Wednesday, November 6, 2013

1860s Cashmere Spanish Jacket edited with new photos

While completing my mourning dress I found a cut out cashmere Spanish jacket that I was making before my wedding. It ended up getting put away due to the wedding sewing requirements and then the purchase/moving into our own home. I finally finished constructing it last month. The original inspiration for the jacket was the painting Young Lady in a Red Jacket by John Tissot. Nic loves this painting and originally suggested reproducing it.

Amazingly, my mourning dress fits perfectly to recreate this image. I also have a stark white silk collar that I have never used in a cupboard.

I originally toiled and cut out the red cashmere for this jacket before my wedding 3 years ago. This makes it officially my oldest UFO. I used the Truly Victorian Spanish Jacket Pattern as my base with the sleeve caps as seen in the portrait. I did make a number of alterations, including ignoring the instructions (I'm not sure if they are correct or not, about 6 months ago I just stopped reading any commercial pattern), I extended the sleeves to fit my long arms and removed the fullness from the sleeve caps. The basic pattern caps are far too big and looked silly puffing out of the top with gathers.

The jacket was constructed using red cashmere, silk piping, red pom pom braid and over 30 meters of tracing braid (soutache braid)... so far. Also, I decided that due to the heat in Australia over summer, I wanted to make the long sleeve section optional. The long sleeves are constructed, but I have run out of braid to finish the design on the sleeves. As it is now the beginning of summer, I am not worried about finishing them any time soon.

The painting indicates braid work, but was impossible for me to make out. To solve this issue, I used this dress as inspiration for my braid.

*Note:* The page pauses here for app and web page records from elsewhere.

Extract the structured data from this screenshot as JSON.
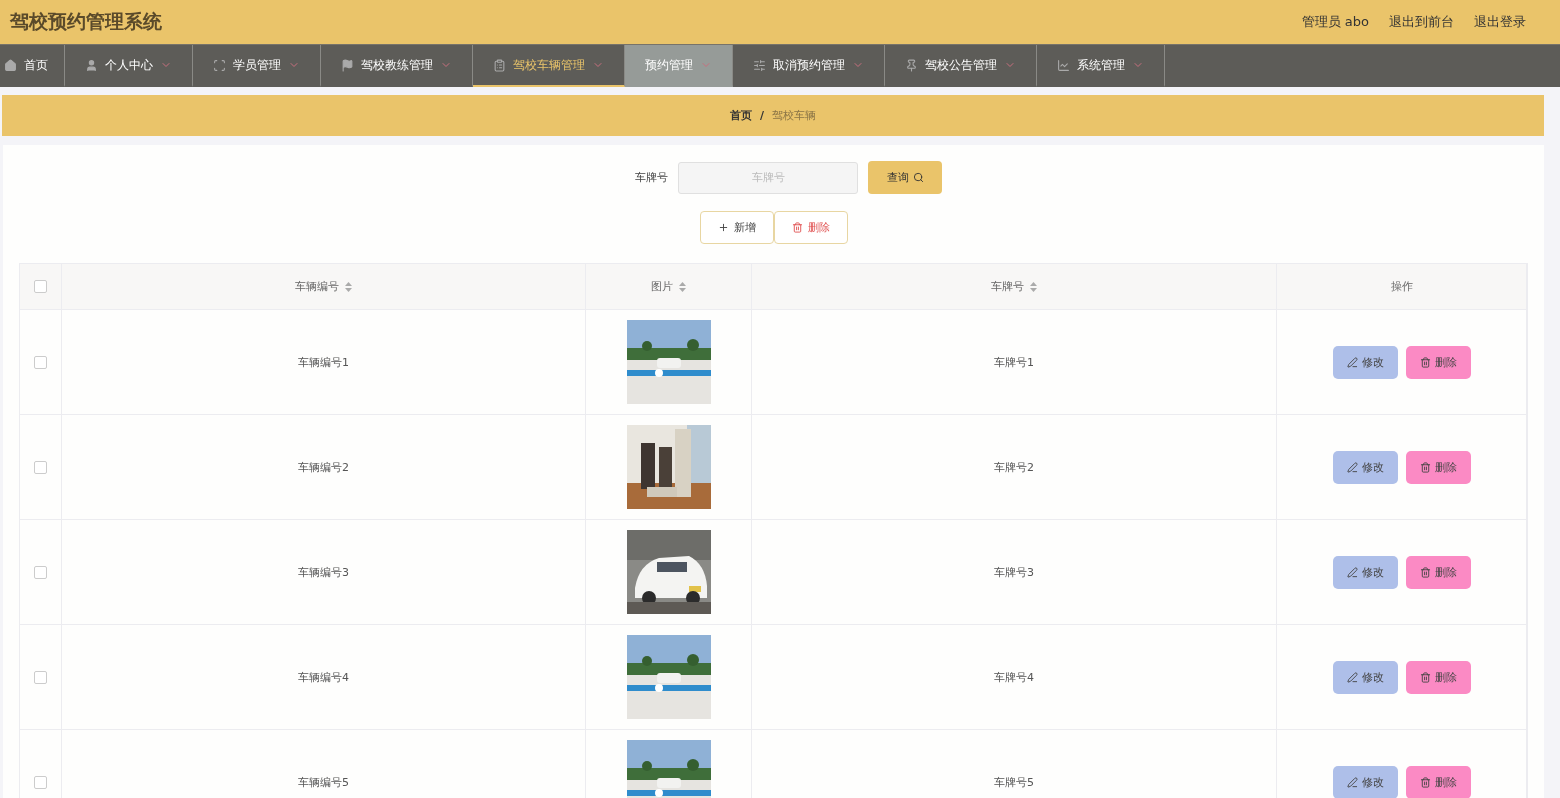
{
  "header": {
    "title": "驾校预约管理系统",
    "user": "管理员 abo",
    "links": [
      "退出到前台",
      "退出登录"
    ]
  },
  "nav": [
    {
      "label": "首页",
      "dropdown": false,
      "selected": false,
      "hovered": false
    },
    {
      "label": "个人中心",
      "dropdown": true,
      "selected": false,
      "hovered": false
    },
    {
      "label": "学员管理",
      "dropdown": true,
      "selected": false,
      "hovered": false
    },
    {
      "label": "驾校教练管理",
      "dropdown": true,
      "selected": false,
      "hovered": false
    },
    {
      "label": "驾校车辆管理",
      "dropdown": true,
      "selected": true,
      "hovered": false
    },
    {
      "label": "预约管理",
      "dropdown": true,
      "selected": false,
      "hovered": true
    },
    {
      "label": "取消预约管理",
      "dropdown": true,
      "selected": false,
      "hovered": false
    },
    {
      "label": "驾校公告管理",
      "dropdown": true,
      "selected": false,
      "hovered": false
    },
    {
      "label": "系统管理",
      "dropdown": true,
      "selected": false,
      "hovered": false
    }
  ],
  "breadcrumb": {
    "items": [
      "首页",
      "驾校车辆"
    ],
    "separator": "/"
  },
  "search": {
    "label": "车牌号",
    "placeholder": "车牌号",
    "button": "查询"
  },
  "actions": {
    "add": "新增",
    "delete": "删除"
  },
  "table": {
    "select_all": false,
    "columns": [
      {
        "label": "车辆编号",
        "sortable": true
      },
      {
        "label": "图片",
        "sortable": true
      },
      {
        "label": "车牌号",
        "sortable": true
      },
      {
        "label": "操作",
        "sortable": false
      }
    ],
    "rows": [
      {
        "checked": false,
        "number": "车辆编号1",
        "plate": "车牌号1",
        "edit": "修改",
        "delete": "删除"
      },
      {
        "checked": false,
        "number": "车辆编号2",
        "plate": "车牌号2",
        "edit": "修改",
        "delete": "删除"
      },
      {
        "checked": false,
        "number": "车辆编号3",
        "plate": "车牌号3",
        "edit": "修改",
        "delete": "删除"
      },
      {
        "checked": false,
        "number": "车辆编号4",
        "plate": "车牌号4",
        "edit": "修改",
        "delete": "删除"
      },
      {
        "checked": false,
        "number": "车辆编号5",
        "plate": "车牌号5",
        "edit": "修改",
        "delete": "删除"
      }
    ]
  }
}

Using the braid, I made a practice shape and then traced it and worked out my spacing. As the fabric is furry, I was unable to transfer the design. Instead, I measured and placed dots at the cross over points. The result was excellent, even if not all perfectly identical. Sometimes I do damn the perfectionist within me.
It was not until I had completed all of the braid and edging that I finished the jacket off with the lining. As the jacket is to be worn at times over a black dress (when fully complete), I decided to line it in black cotton.

Once the main body was finished I had to repeat the process by starting on the sleeve. Construct, pipe, attach pom poms then apply the braid before lining and then fitting the sleeves. As you can see in this photo, the sleeves were far to big. It was at this point that I chose to reshape them. 

The completed jacket front.
The completed jacket back. 
Side View.
The decoration at the back of the neck. I intentionally turned the direction of the patten to create more symmetry. 
 For a closure I designed a braid pattern and then following guides online I made a clasp. It is small but works remarked well. I was really happy with how this turned out. As a side not when beginning and ending the braiding I would push a hole into the fabric using awl and then push the braid through the hole, so that the ends were out of sight.
 Center back completed braid. 

I think that overall this small jacket used well over 30m or about 33 yards of braid. I do still plan to make long sleeves that can be whipped stitched on during winter, but or now, I am very happy with how it looks.

I am adding these two photos of me wearing the spanish jacket. I have decided to clean up my blogs, so photos of events will now be posted on their correct blog accessible through my tabs.


  1. Oh Woooow!!! Your jacket is fabulous Danielle!! I love love love all that glorious soutache you put on it!!!! Laaaaaa!! And the color is awesome!



    1. Thank you very much for your kind comments. Sometimes I think it is worth the little extra effort.

  2. I second Gina's compliments - AMAZING braiding!! Can't wait to see pictures of you wearing it at your croquet outing!
    Anneliese :)

  3. OK, 30 m of braid, I get it. :D
    I luckily stumbled upon your blog through my googling - now it goes to my bookmarks.
    It's beautiful - I third the braiding (I may need your experience on it yet), and the design in general, no wonder you wanted to recreate it.

    1. lol and thank you. I also do a lot of braiding on military uniforms for my husband. It is slow and painful, but worth it. I have a lot more braided items that I plan to make, but they do take time, mostly because I need a few weeks time out here and there. Good luck with your own and please send me a link when you are finished. I love seeing detailed costuming.